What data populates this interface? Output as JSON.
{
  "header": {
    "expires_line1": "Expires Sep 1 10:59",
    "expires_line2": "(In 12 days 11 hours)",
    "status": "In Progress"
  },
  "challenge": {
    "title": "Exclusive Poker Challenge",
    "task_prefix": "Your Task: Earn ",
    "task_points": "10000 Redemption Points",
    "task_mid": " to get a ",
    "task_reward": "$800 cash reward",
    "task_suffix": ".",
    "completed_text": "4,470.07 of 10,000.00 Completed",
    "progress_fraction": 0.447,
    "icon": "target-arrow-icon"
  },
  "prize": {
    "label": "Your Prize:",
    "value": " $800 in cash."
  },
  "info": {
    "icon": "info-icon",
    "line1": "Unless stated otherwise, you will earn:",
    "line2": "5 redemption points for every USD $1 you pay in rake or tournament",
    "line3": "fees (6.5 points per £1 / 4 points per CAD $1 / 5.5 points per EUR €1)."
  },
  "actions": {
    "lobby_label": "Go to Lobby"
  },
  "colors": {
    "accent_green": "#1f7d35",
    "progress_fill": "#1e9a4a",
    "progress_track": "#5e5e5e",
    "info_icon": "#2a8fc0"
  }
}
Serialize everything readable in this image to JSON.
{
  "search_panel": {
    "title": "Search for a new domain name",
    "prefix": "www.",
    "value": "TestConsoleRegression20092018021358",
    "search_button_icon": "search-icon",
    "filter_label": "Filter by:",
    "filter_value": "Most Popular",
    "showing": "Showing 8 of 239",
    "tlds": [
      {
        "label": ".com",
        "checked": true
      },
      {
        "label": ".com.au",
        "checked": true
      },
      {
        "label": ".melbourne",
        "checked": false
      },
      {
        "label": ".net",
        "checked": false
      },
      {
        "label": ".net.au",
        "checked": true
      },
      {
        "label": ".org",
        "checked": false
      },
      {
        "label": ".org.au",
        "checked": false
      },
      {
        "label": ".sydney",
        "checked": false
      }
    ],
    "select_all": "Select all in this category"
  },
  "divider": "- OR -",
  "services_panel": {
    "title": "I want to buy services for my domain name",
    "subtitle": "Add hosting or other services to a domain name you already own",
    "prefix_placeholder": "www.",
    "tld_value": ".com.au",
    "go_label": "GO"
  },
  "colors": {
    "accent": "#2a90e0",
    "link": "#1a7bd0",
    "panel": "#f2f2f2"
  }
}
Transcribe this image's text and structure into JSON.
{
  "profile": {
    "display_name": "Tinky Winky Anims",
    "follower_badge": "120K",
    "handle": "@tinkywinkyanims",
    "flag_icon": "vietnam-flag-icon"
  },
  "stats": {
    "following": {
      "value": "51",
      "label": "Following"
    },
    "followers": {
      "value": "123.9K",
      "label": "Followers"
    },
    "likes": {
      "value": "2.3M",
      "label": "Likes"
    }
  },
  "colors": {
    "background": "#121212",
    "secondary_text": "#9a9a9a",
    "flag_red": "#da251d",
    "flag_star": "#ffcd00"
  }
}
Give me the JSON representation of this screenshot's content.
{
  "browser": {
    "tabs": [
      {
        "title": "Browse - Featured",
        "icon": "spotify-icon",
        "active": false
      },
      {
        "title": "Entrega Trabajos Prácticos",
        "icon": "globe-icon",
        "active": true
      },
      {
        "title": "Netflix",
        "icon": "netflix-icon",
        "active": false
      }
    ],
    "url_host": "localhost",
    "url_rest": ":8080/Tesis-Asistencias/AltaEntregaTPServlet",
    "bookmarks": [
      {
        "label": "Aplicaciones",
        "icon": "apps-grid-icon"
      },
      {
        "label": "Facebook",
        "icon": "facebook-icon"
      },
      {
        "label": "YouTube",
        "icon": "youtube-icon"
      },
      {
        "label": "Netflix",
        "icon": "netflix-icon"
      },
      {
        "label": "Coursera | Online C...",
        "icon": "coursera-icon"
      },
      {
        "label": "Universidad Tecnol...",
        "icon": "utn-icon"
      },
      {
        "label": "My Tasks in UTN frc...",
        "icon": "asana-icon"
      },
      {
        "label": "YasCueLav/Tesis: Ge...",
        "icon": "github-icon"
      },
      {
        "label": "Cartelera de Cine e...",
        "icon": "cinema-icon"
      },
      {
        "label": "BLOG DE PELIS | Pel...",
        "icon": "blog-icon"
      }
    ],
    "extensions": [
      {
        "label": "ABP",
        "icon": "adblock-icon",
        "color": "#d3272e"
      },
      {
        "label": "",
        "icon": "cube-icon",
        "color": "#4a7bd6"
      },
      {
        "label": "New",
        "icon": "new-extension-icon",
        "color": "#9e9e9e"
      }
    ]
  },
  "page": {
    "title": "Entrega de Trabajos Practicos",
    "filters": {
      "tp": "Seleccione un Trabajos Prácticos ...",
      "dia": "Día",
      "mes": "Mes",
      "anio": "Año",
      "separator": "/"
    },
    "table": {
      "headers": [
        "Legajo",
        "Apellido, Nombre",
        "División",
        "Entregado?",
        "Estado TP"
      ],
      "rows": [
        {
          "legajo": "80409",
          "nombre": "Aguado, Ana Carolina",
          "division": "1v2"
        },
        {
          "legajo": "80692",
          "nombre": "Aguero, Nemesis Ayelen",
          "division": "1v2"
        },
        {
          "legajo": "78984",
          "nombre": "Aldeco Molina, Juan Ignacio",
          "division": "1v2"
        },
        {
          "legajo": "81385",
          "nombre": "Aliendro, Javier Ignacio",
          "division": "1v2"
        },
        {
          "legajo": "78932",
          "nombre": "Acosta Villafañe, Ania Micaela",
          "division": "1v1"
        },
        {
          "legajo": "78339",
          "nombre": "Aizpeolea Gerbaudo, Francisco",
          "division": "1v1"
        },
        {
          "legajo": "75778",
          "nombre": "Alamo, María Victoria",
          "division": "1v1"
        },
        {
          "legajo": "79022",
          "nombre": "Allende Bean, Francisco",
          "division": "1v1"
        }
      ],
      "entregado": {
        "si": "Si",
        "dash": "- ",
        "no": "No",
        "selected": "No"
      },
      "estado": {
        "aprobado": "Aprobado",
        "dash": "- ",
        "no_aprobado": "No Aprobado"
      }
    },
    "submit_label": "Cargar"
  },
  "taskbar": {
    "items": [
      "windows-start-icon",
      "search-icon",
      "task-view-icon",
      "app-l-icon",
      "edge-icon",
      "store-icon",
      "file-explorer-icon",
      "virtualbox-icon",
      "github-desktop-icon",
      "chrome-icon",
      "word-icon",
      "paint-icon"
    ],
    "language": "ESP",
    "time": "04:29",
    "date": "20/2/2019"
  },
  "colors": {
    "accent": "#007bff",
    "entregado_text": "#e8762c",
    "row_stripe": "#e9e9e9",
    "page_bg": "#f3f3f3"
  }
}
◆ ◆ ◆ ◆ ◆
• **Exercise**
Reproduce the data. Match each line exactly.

• **Solution to the problem**
What data populates this interface? Output as JSON.
{
  "header": {
    "expires_line1": "Expires Sep 1 10:59",
    "expires_line2": "(In 12 days 11 hours)",
    "status": "In Progress"
  },
  "challenge": {
    "title": "Exclusive Poker Challenge",
    "task_prefix": "Your Task: Earn ",
    "task_points": "10000 Redemption Points",
    "task_mid": " to get a ",
    "task_reward": "$800 cash reward",
    "task_suffix": ".",
    "completed_text": "4,470.07 of 10,000.00 Completed",
    "progress_fraction": 0.447,
    "icon": "target-arrow-icon"
  },
  "prize": {
    "label": "Your Prize:",
    "value": " $800 in cash."
  },
  "info": {
    "icon": "info-icon",
    "line1": "Unless stated otherwise, you will earn:",
    "line2": "5 redemption points for every USD $1 you pay in rake or tournament",
    "line3": "fees (6.5 points per £1 / 4 points per CAD $1 / 5.5 points per EUR €1)."
  },
  "actions": {
    "lobby_label": "Go to Lobby"
  },
  "colors": {
    "accent_green": "#1f7d35",
    "progress_fill": "#1e9a4a",
    "progress_track": "#5e5e5e",
    "info_icon": "#2a8fc0"
  }
}
Serialize everything readable in this image to JSON.
{
  "search_panel": {
    "title": "Search for a new domain name",
    "prefix": "www.",
    "value": "TestConsoleRegression20092018021358",
    "search_button_icon": "search-icon",
    "filter_label": "Filter by:",
    "filter_value": "Most Popular",
    "showing": "Showing 8 of 239",
    "tlds": [
      {
        "label": ".com",
        "checked": true
      },
      {
        "label": ".com.au",
        "checked": true
      },
      {
        "label": ".melbourne",
        "checked": false
      },
      {
        "label": ".net",
        "checked": false
      },
      {
        "label": ".net.au",
        "checked": true
      },
      {
        "label": ".org",
        "checked": false
      },
      {
        "label": ".org.au",
        "checked": false
      },
      {
        "label": ".sydney",
        "checked": false
      }
    ],
    "select_all": "Select all in this category"
  },
  "divider": "- OR -",
  "services_panel": {
    "title": "I want to buy services for my domain name",
    "subtitle": "Add hosting or other services to a domain name you already own",
    "prefix_placeholder": "www.",
    "tld_value": ".com.au",
    "go_label": "GO"
  },
  "colors": {
    "accent": "#2a90e0",
    "link": "#1a7bd0",
    "panel": "#f2f2f2"
  }
}
Transcribe this image's text and structure into JSON.
{
  "profile": {
    "display_name": "Tinky Winky Anims",
    "follower_badge": "120K",
    "handle": "@tinkywinkyanims",
    "flag_icon": "vietnam-flag-icon"
  },
  "stats": {
    "following": {
      "value": "51",
      "label": "Following"
    },
    "followers": {
      "value": "123.9K",
      "label": "Followers"
    },
    "likes": {
      "value": "2.3M",
      "label": "Likes"
    }
  },
  "colors": {
    "background": "#121212",
    "secondary_text": "#9a9a9a",
    "flag_red": "#da251d",
    "flag_star": "#ffcd00"
  }
}
Give me the JSON representation of this screenshot's content.
{
  "browser": {
    "tabs": [
      {
        "title": "Browse - Featured",
        "icon": "spotify-icon",
        "active": false
      },
      {
        "title": "Entrega Trabajos Prácticos",
        "icon": "globe-icon",
        "active": true
      },
      {
        "title": "Netflix",
        "icon": "netflix-icon",
        "active": false
      }
    ],
    "url_host": "localhost",
    "url_rest": ":8080/Tesis-Asistencias/AltaEntregaTPServlet",
    "bookmarks": [
      {
        "label": "Aplicaciones",
        "icon": "apps-grid-icon"
      },
      {
        "label": "Facebook",
        "icon": "facebook-icon"
      },
      {
        "label": "YouTube",
        "icon": "youtube-icon"
      },
      {
        "label": "Netflix",
        "icon": "netflix-icon"
      },
      {
        "label": "Coursera | Online C...",
        "icon": "coursera-icon"
      },
      {
        "label": "Universidad Tecnol...",
        "icon": "utn-icon"
      },
      {
        "label": "My Tasks in UTN frc...",
        "icon": "asana-icon"
      },
      {
        "label": "YasCueLav/Tesis: Ge...",
        "icon": "github-icon"
      },
      {
        "label": "Cartelera de Cine e...",
        "icon": "cinema-icon"
      },
      {
        "label": "BLOG DE PELIS | Pel...",
        "icon": "blog-icon"
      }
    ],
    "extensions": [
      {
        "label": "ABP",
        "icon": "adblock-icon",
        "color": "#d3272e"
      },
      {
        "label": "",
        "icon": "cube-icon",
        "color": "#4a7bd6"
      },
      {
        "label": "New",
        "icon": "new-extension-icon",
        "color": "#9e9e9e"
      }
    ]
  },
  "page": {
    "title": "Entrega de Trabajos Practicos",
    "filters": {
      "tp": "Seleccione un Trabajos Prácticos ...",
      "dia": "Día",
      "mes": "Mes",
      "anio": "Año",
      "separator": "/"
    },
    "table": {
      "headers": [
        "Legajo",
        "Apellido, Nombre",
        "División",
        "Entregado?",
        "Estado TP"
      ],
      "rows": [
        {
          "legajo": "80409",
          "nombre": "Aguado, Ana Carolina",
          "division": "1v2"
        },
        {
          "legajo": "80692",
          "nombre": "Aguero, Nemesis Ayelen",
          "division": "1v2"
        },
        {
          "legajo": "78984",
          "nombre": "Aldeco Molina, Juan Ignacio",
          "division": "1v2"
        },
        {
          "legajo": "81385",
          "nombre": "Aliendro, Javier Ignacio",
          "division": "1v2"
        },
        {
          "legajo": "78932",
          "nombre": "Acosta Villafañe, Ania Micaela",
          "division": "1v1"
        },
        {
          "legajo": "78339",
          "nombre": "Aizpeolea Gerbaudo, Francisco",
          "division": "1v1"
        },
        {
          "legajo": "75778",
          "nombre": "Alamo, María Victoria",
          "division": "1v1"
        },
        {
          "legajo": "79022",
          "nombre": "Allende Bean, Francisco",
          "division": "1v1"
        }
      ],
      "entregado": {
        "si": "Si",
        "dash": "- ",
        "no": "No",
        "selected": "No"
      },
      "estado": {
        "aprobado": "Aprobado",
        "dash": "- ",
        "no_aprobado": "No Aprobado"
      }
    },
    "submit_label": "Cargar"
  },
  "taskbar": {
    "items": [
      "windows-start-icon",
      "search-icon",
      "task-view-icon",
      "app-l-icon",
      "edge-icon",
      "store-icon",
      "file-explorer-icon",
      "virtualbox-icon",
      "github-desktop-icon",
      "chrome-icon",
      "word-icon",
      "paint-icon"
    ],
    "language": "ESP",
    "time": "04:29",
    "date": "20/2/2019"
  },
  "colors": {
    "accent": "#007bff",
    "entregado_text": "#e8762c",
    "row_stripe": "#e9e9e9",
    "page_bg": "#f3f3f3"
  }
}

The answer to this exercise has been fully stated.